Screening for prostate cancer
Doctors at the National Research Oncology Center strongly recommend to get screened for prostate cancer on time, regardless of symptoms.
The following guidelines for screening for prostate cancer apply to most men.
Risk factors for prostate cancer:
- • Age: this is the most important risk factor. More than 90% of cases occur in men aged 45 and over.
- • Family history: the risk is higher if your close relatives (especially first-line relatives - father, brother, son) have or have had prostate cancer, also if they were diagnosed with this disease at a younger age. Men in this category must be examined without fail at the age of 40 and older.
- • Hereditary cancer syndromes: Certain genetic mutations increase the risk of prostate cancer in men. These include Lynch syndrome and mutations in the BRCA1 and BRCA 2 genes.
- • Race: African Americans are almost twice as likely to have prostate cancer as whites. Less common in Asians.
- • A diet high in fat, especially animal fat, can increase the risk.
- • Nationality: Prostate cancer is more common in North America and Northwest Europe than in other parts of the world.
- • Inflammation of the prostate (prostatitis) and sexually transmitted diseases (STDs).
Initial examinations for men, which are recommended to undergo from 45 years of age at least once a year on a regular basis:
- • Blood test for prostate-specific antigen (PSA);
- • Examination by a urologist (digital rectal examination);
- • TRUS (transrectal ultrasound) of the prostate gland.

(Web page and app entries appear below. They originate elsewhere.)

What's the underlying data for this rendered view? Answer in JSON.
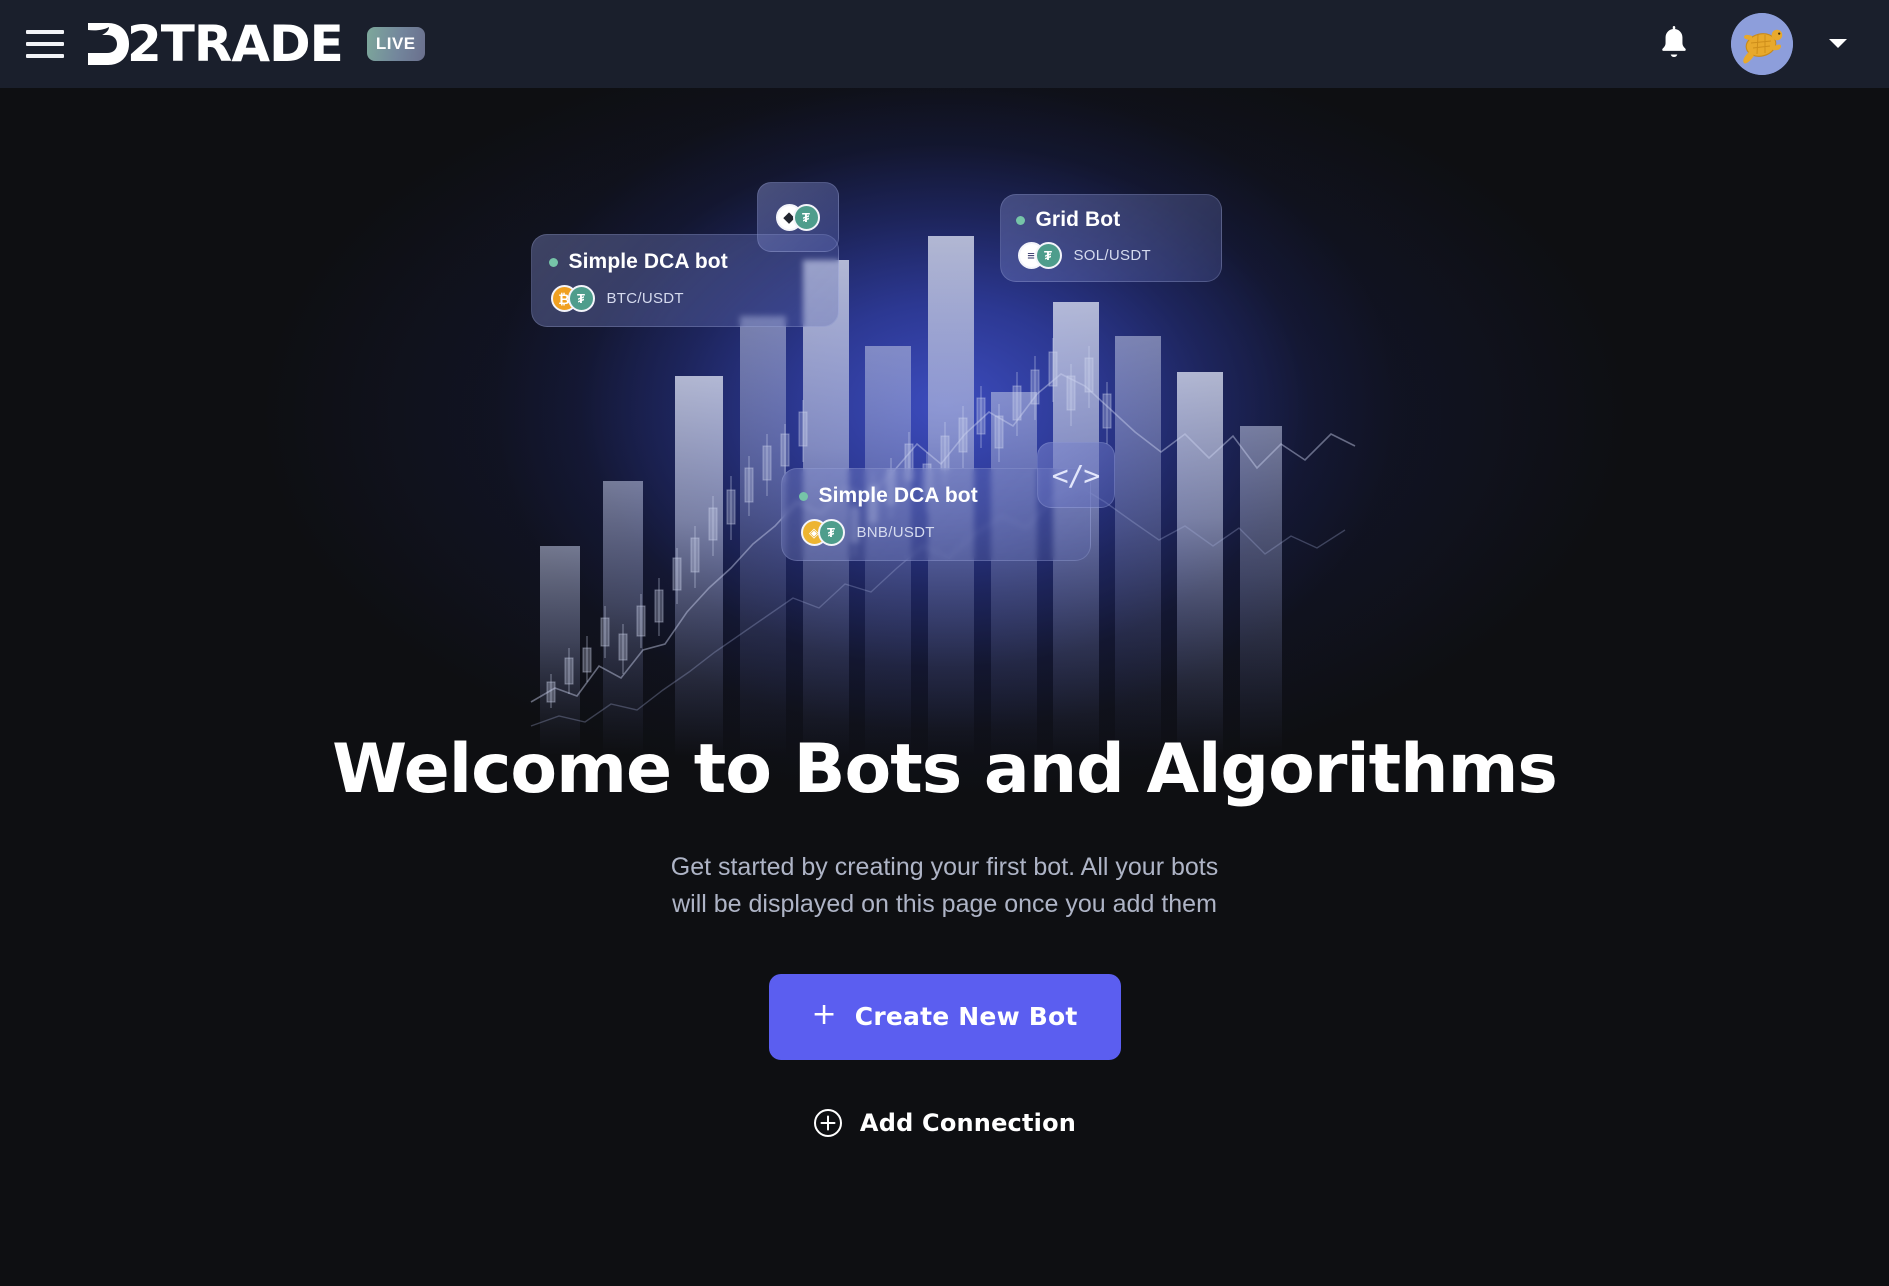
{
  "header": {
    "menu_icon": "hamburger-menu-icon",
    "logo_text": "2TRADE",
    "logo_mark": "stylized-d-logo-icon",
    "live_badge": "LIVE",
    "notifications_icon": "bell-icon",
    "avatar_icon": "turtle-avatar",
    "account_chevron_icon": "chevron-down-icon",
    "colors": {
      "bar_bg": "#1a1f2c",
      "live_gradient_start": "#7da89b",
      "live_gradient_end": "#6a6f8d",
      "avatar_bg": "#8d9edb"
    }
  },
  "hero": {
    "illustration_name": "trading-bots-illustration",
    "glow_color": "#3e4ec4",
    "bot_cards": [
      {
        "name": "Simple DCA bot",
        "pair": "BTC/USDT",
        "status_dot_color": "#76c4a8",
        "coins": [
          "BTC",
          "USDT"
        ],
        "coin_glyphs": [
          "₿",
          "₮"
        ]
      },
      {
        "name": "Simple DCA bot",
        "pair": "BNB/USDT",
        "status_dot_color": "#76c4a8",
        "coins": [
          "BNB",
          "USDT"
        ],
        "coin_glyphs": [
          "◈",
          "₮"
        ]
      },
      {
        "name": "Grid Bot",
        "pair": "SOL/USDT",
        "status_dot_color": "#76c4a8",
        "coins": [
          "SOL",
          "USDT"
        ],
        "coin_glyphs": [
          "≡",
          "₮"
        ]
      }
    ],
    "mini_badges": [
      {
        "name": "eth-usdt-coin-badge",
        "coin_glyphs": [
          "◆",
          "₮"
        ]
      },
      {
        "name": "code-badge",
        "glyph": "</>"
      }
    ]
  },
  "main": {
    "title": "Welcome to Bots and Algorithms",
    "subtitle_line1": "Get started by creating your first bot. All your bots",
    "subtitle_line2": "will be displayed on this page once you add them",
    "create_button": {
      "label": "Create New Bot",
      "icon": "plus-icon",
      "glyph": "+",
      "color": "#5b5ef0"
    },
    "add_connection": {
      "label": "Add Connection",
      "icon": "circle-plus-icon"
    }
  }
}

Examinations for high-risk men:
! If at least one of the above factors is relevant to you, it does not mean that you will definitely get cancer. However, you may need to start the test at an earlier age or get it done more often, as men at higher risk are more likely to develop prostate cancer.
Basic (mandatory) diagnostic examinations:

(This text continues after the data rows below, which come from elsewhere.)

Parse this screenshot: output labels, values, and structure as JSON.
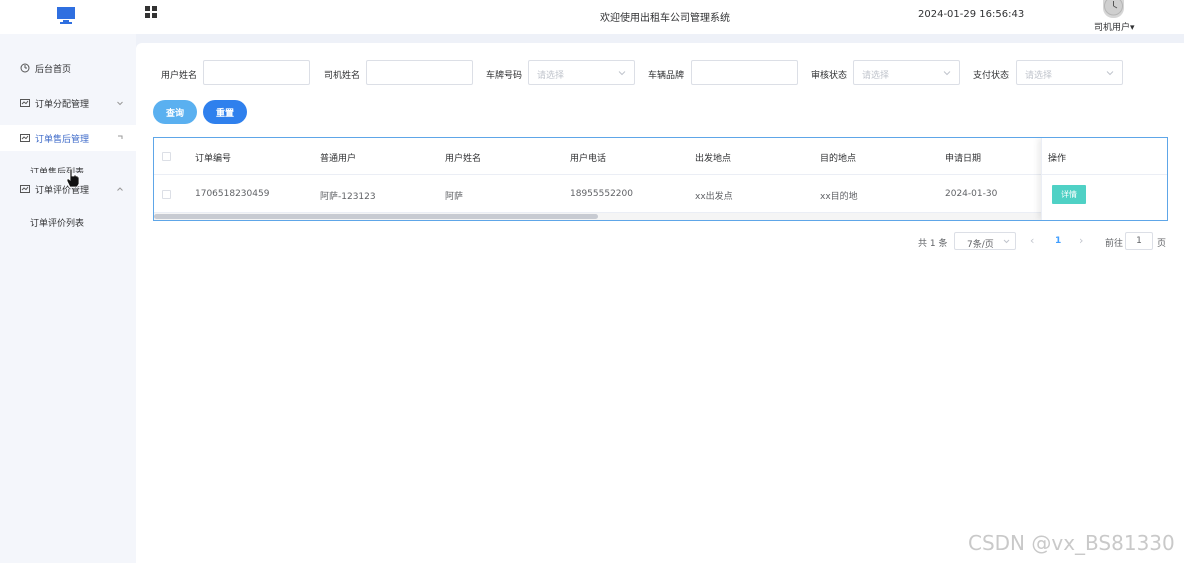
{
  "header": {
    "title": "欢迎使用出租车公司管理系统",
    "datetime": "2024-01-29 16:56:43",
    "user": "司机用户",
    "user_caret": "▾"
  },
  "sidebar": {
    "items": [
      {
        "label": "后台首页"
      },
      {
        "label": "订单分配管理"
      },
      {
        "label": "订单售后管理"
      },
      {
        "label": "订单评价管理"
      }
    ],
    "sub_items": [
      {
        "label": "订单售后列表"
      },
      {
        "label": "订单评价列表"
      }
    ]
  },
  "filters": {
    "user_name_label": "用户姓名",
    "user_name_value": "",
    "driver_name_label": "司机姓名",
    "driver_name_value": "",
    "plate_label": "车牌号码",
    "plate_placeholder": "请选择",
    "brand_label": "车辆品牌",
    "brand_value": "",
    "review_label": "审核状态",
    "review_placeholder": "请选择",
    "pay_label": "支付状态",
    "pay_placeholder": "请选择"
  },
  "buttons": {
    "search": "查询",
    "reset": "重置"
  },
  "table": {
    "headers": [
      "订单编号",
      "普通用户",
      "用户姓名",
      "用户电话",
      "出发地点",
      "目的地点",
      "申请日期",
      "操作"
    ],
    "rows": [
      {
        "order_no": "1706518230459",
        "user": "阿萨-123123",
        "name": "阿萨",
        "phone": "18955552200",
        "from": "xx出发点",
        "to": "xx目的地",
        "date": "2024-01-30",
        "action": "详情"
      }
    ]
  },
  "pagination": {
    "total": "共 1 条",
    "page_size": "7条/页",
    "prev": "‹",
    "current": "1",
    "next": "›",
    "goto_label": "前往",
    "goto_value": "1",
    "page_suffix": "页"
  },
  "watermark": "CSDN @vx_BS81330",
  "colors": {
    "accent": "#2f80ed",
    "search_button": "#5ab0f0",
    "detail_button": "#4fd1c5",
    "active_menu_text": "#3d6ac9"
  }
}
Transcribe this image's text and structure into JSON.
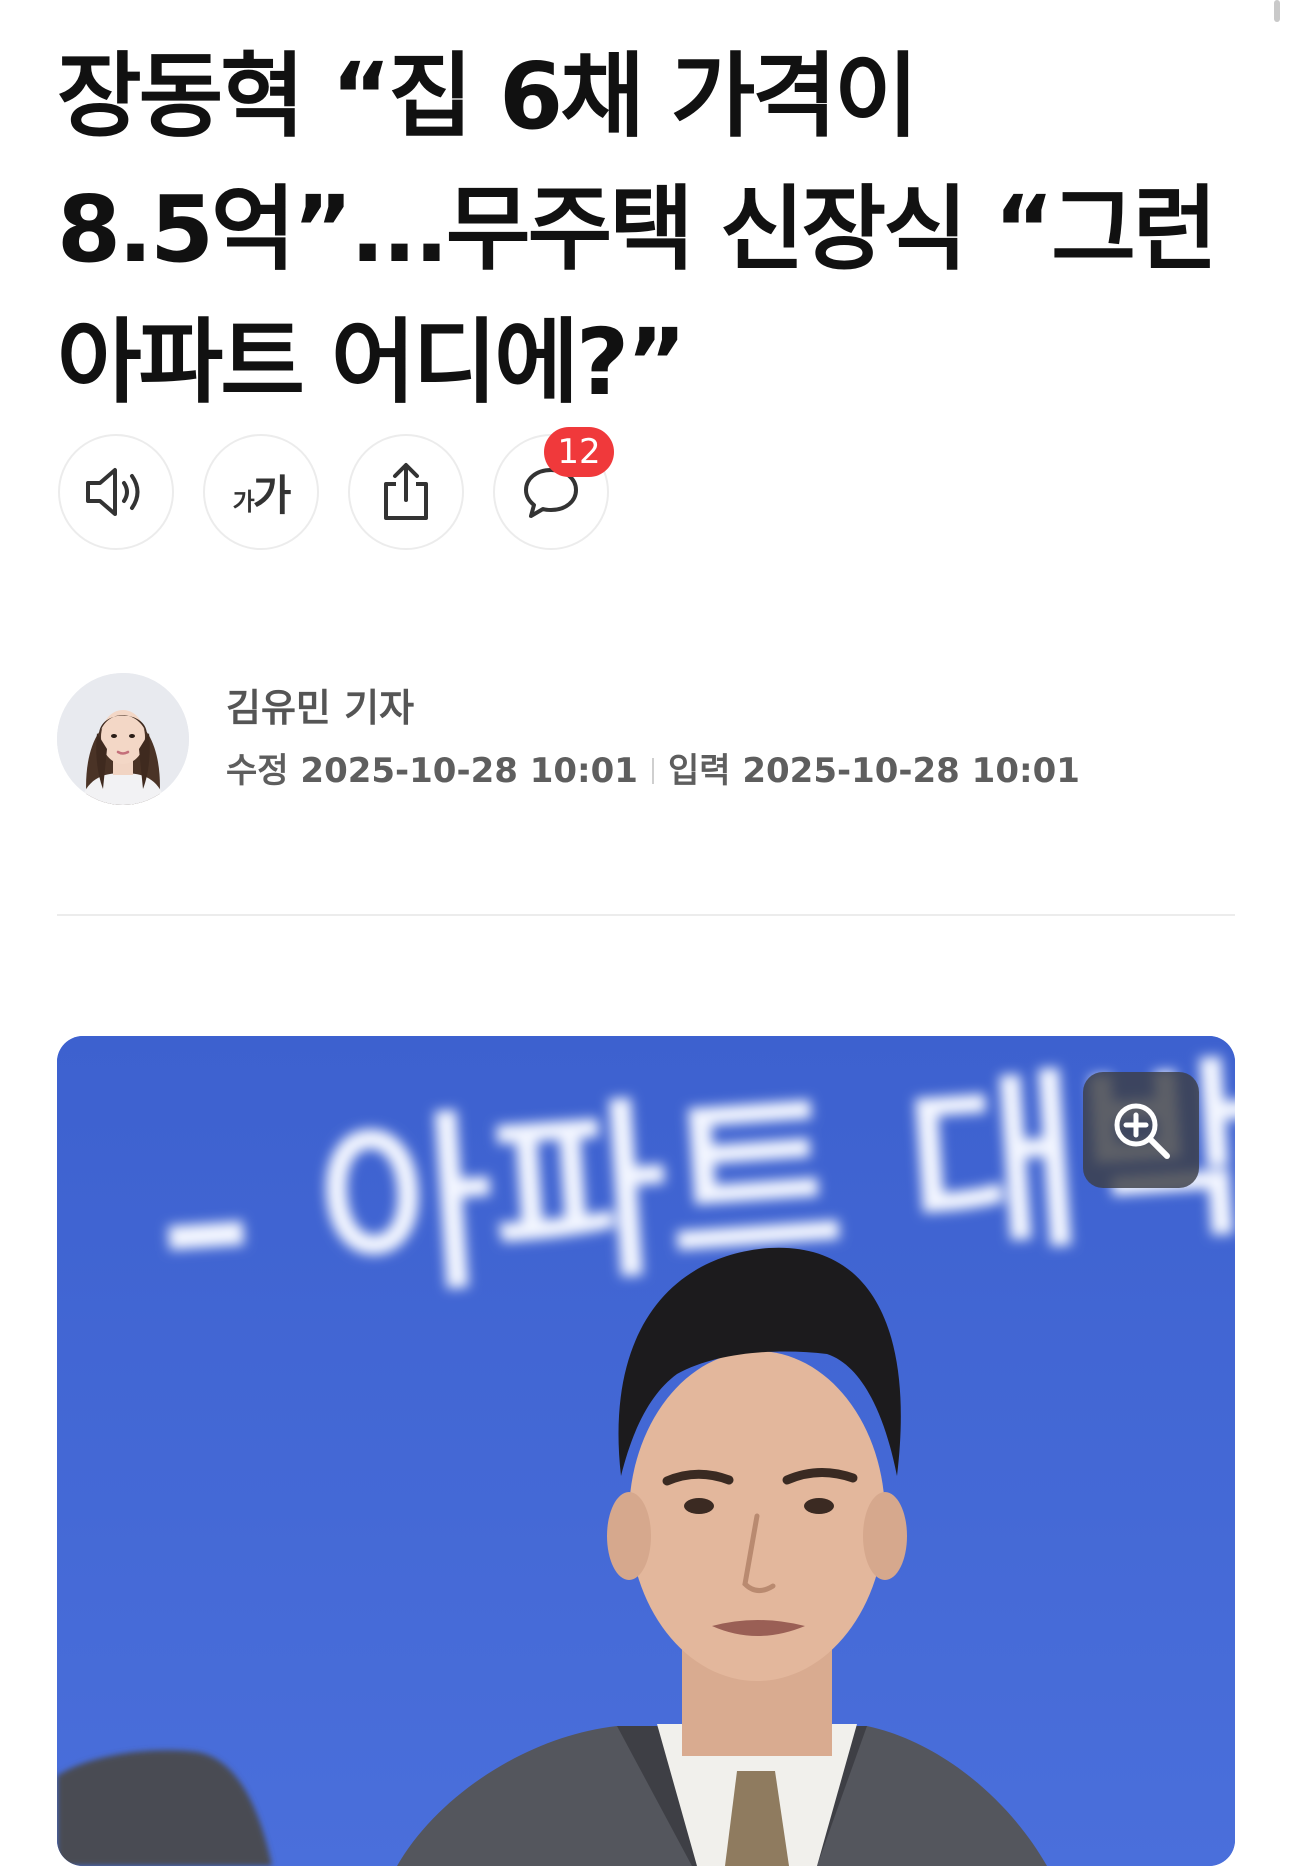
{
  "article": {
    "headline_lines": [
      "장동혁 “집 6채 가격이",
      "8.5억”...무주택 신장식 “그런",
      "아파트 어디에?”"
    ]
  },
  "toolbar": {
    "buttons": [
      {
        "name": "speaker",
        "icon": "speaker-icon"
      },
      {
        "name": "font-size",
        "icon": "font-size-icon",
        "label_small": "가",
        "label_big": "가"
      },
      {
        "name": "share",
        "icon": "share-icon"
      },
      {
        "name": "comments",
        "icon": "comment-icon"
      }
    ],
    "comment_count": "12"
  },
  "byline": {
    "author": "김유민 기자",
    "modified_label": "수정",
    "modified_time": "2025-10-28 10:01",
    "input_label": "입력",
    "input_time": "2025-10-28 10:01"
  },
  "photo": {
    "backdrop_text": "– 아파트 대박",
    "zoom_icon": "zoom-in-icon"
  },
  "colors": {
    "badge": "#f0393b",
    "backdrop_blue": "#3f63cd",
    "text": "#111111",
    "meta": "#5e5e5e"
  }
}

- •General blood analysis;
- •General urine analysis;
- • Biochemical blood test (protein, urea, creatinine, glucose);
- • Determination of total PSA (prostate - specific antigen) - Total, free and serum index by immunochemiluminescence;
- • X-ray examination of the lungs;
- • ultrasound of the pelvic organs with the determination of residual urine;
- • TRUS-guided prostate biopsy with morphological verification of the diagnosis.
If necessary, the doctor can send for additional examinations.
!!! Often, patients expect symptoms, but they do not occur with prostate cancer. Symptoms such as frequent urination and blood in the urine do not always indicate oncopathology, they also occur with prostate adenoma and chronic prostatitis. Prostate cancer is detected only on the basis of laboratory diagnostic tests.
Based on the NROC, you can get a complete examination as part of the Check-up package "Men's health".
At the NROC, you can undergo high-quality diagnostics, get a "second opinion" about the type of tumor cells in the diagnosis, and, if necessary, immediately begin and receive qualified treatment.
Citizens of Kazakhstan have the right to freely choose their doctor and medical organization in accordance with subparagraph 3, paragraph 1, Article 77 of the Code of the Republic of Kazakhstan "On health and the health care system".
In addition, the patient has the right to freely choose the organization of health care during planned hospitalization, which is enshrined in the order of the Minister of Health and Social Development of the Republic of Kazakhstan dated September 29, 2015 No. 761 "On approval of the Rules for the provision of inpatient care."